Having drawn away from the burning Knyaz Suvorov, the Borodino turned northward. Its senior officer, Commander Dmitry Makarov, replaced the wounded Serebrenikov and took charge of the battleship. While travelling northwards, the squadron was overtaken by the battleships of Admiral Togo. The Emperor Alexander III and Borodino were lost just before dusk in the ensuing battle, and, almost simultaneously, the Knyaz Suvorov began sinking after being hit by Japanese torpedoes. Commander Nikolay Kolomeitsov pulled his destroyer Buyny alongside the crippled battleship to save Admiral Rozhestvensky and part of his staff. The surviving officers of the Knyaz Suvorov-Lieutenants Nikolay Bog-danov, Pyotr Vyrubov and Ensign Verner Kursel-refused to abandon ship and thus shared their vessel's fate.
Late in the evening, aboard the Emperor Nicholas I, Rear Admiral Nebogatov took command of the squadron. Admiral Togo ceased firing and ordered his destroyers to rush in and attack the Russian ships at close range. Thirty Japanese destroyers launched 74 Whitehead torpedoes. The battleship Sysoy Veliky along with the cruisers Admiral Nakhimov and Vladimir Monomakh, exploded. Three other ships tried to head for Tsushima but were so badly damaged that they were scuttled by their crews on the morning of 15 May. The Navarin was blown up by floating mines and sank as well.

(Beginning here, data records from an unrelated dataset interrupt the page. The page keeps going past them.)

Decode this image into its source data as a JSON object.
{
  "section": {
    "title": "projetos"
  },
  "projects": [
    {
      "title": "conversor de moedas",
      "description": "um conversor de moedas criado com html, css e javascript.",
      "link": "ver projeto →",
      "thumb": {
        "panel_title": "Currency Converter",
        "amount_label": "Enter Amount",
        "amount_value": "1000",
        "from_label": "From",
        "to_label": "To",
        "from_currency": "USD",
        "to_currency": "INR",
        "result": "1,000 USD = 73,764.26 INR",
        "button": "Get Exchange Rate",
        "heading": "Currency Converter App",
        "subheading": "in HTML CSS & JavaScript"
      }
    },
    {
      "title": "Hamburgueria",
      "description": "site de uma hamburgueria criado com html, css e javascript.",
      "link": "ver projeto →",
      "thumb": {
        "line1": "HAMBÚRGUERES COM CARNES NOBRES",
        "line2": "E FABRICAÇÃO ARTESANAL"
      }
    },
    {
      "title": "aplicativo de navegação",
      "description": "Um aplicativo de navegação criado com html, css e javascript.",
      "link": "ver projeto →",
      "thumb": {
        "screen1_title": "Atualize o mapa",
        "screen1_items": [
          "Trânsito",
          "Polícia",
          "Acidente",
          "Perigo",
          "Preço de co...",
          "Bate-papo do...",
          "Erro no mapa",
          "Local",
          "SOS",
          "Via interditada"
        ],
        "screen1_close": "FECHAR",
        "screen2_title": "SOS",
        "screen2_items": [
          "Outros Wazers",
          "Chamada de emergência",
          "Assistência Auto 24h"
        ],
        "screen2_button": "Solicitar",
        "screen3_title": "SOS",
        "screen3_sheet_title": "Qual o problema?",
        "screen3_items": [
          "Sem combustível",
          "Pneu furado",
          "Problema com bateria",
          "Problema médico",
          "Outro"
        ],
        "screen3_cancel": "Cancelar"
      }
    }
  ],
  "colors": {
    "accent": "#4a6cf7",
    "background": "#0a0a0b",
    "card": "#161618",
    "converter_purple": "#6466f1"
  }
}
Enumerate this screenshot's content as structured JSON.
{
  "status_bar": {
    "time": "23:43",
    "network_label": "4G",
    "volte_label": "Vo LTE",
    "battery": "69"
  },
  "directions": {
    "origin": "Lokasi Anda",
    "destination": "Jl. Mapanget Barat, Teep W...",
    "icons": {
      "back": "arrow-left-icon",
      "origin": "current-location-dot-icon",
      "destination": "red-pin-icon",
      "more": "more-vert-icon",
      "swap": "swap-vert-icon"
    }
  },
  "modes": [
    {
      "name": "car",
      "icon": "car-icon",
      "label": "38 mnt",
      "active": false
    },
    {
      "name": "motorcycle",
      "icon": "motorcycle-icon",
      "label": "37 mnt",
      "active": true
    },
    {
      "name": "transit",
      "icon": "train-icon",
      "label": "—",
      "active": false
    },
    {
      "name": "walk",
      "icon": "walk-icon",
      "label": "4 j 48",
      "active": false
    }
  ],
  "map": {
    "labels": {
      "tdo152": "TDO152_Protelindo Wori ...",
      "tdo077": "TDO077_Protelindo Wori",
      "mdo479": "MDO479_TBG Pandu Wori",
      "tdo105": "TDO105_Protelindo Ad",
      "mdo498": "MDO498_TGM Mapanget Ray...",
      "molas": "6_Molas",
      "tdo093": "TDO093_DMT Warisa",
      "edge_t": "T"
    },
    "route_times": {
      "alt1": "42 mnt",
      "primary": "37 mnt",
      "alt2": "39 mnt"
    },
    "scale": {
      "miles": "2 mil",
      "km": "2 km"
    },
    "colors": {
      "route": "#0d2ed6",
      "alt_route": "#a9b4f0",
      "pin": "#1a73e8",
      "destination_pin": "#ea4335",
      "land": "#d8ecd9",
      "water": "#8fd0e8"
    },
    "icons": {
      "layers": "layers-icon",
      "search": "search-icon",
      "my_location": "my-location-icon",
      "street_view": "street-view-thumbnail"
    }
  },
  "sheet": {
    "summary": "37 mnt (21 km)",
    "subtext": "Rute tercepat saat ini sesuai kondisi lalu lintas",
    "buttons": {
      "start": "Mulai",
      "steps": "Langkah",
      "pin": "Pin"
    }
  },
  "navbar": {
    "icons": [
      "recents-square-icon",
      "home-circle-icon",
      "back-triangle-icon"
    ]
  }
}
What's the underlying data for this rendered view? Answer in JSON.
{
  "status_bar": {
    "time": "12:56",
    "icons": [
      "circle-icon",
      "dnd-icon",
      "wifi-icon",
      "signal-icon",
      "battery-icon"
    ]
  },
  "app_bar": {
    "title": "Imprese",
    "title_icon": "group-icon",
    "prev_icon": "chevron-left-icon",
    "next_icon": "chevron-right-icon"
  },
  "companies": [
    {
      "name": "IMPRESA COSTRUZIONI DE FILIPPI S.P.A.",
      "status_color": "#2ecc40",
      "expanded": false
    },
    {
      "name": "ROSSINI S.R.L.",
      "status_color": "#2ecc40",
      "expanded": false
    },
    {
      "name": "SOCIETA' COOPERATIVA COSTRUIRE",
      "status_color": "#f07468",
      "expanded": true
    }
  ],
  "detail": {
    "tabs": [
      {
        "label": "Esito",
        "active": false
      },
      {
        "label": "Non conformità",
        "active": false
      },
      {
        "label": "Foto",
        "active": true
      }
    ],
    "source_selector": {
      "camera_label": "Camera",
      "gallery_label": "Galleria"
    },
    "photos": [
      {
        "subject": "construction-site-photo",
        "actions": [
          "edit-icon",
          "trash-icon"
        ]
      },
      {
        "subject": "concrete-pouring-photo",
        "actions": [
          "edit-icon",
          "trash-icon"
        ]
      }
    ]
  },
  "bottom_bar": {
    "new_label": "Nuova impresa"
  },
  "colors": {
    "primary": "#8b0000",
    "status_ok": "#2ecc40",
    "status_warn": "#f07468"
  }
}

By nightfall the squadron was badly scattered, with many of the damaged ships left behind to reach Vladivostok on their own. Rear Admiral Enkwist with the cruisers Oleg, Aurora and Zhemchug eventually reached Manila. Under Commander Vasily Ferzen, the fast cruiser Izumrud broke out of the encirclement of Japanese ships. Sailing along the coast, however, the ship was wrecked on reefs and scuttled by its crew. Only three very badly damaged ships-the cruiser-yacht Almaz [Diamond], and the destroyers Bravy and Grozny-reached Vladivostok without assistance. Admiral Rozhestvensky and his staff were transferred from the destroyer Buyny, which was experiencing engine trouble, to the Bedovy, which was then captured by the Japanese on 15 May.
Under the command of Captain Iosif Matusevich, the crew of the destroyer Bezuprechny, engaged for over two hours in a battle with a Japanese cruiser and destroyer; the Russian ship was then lost with all aboard. For more than an hour and a half, under Captain Sergey Shein, the damaged cruiser Svetlana fought several Japanese cruisers. Having fired all their shells, the sailors of the Svetlana opened the ship's kingston valves. When the Japanese ordered the Admiral Ushakov, the single remaining Russian battleship of the squadron, to surrender, Captain Vladimir Miklukha commanded his crew to answer the Japanese with the sound of Russian guns. Within an hour, the Admiral Ushakov sank under St. Andrew's ensign.
In the battle with two Japanese des-troyers, the destroyer Gromky, under Commander Georgy Kern, sank with her colours flying. The last ship to break off the fight was a veteran of the Navy-the cruiser Dmitry Donskoy. On the evening of 15 May, her crew withstood a fierce battle against six Japanese cruisers. On the morning of 16 May the badly damaged ship was scuttled, following the orders of the senior officer, Commander Konstantin Blokhin, who had replaced the mortally wounded Captain Ivan Lebedev.
Following the Tsushima calamity, Russia tallied its heavy losses: 5,045 Russian sailors were killed and 6,106 taken prisoner. Victory cost the Japanese three destroyers as well as 699 officers and sailors. After the battle of 14-15 May, the government of Nicholas II agreed to peace negotiations. According to the Portsmouth Treaty of 23 August 1905, Japan was given the Kwantung Peninsula along with Port Arthur and the southern part of Sakhalin Island up to the 50th parallel.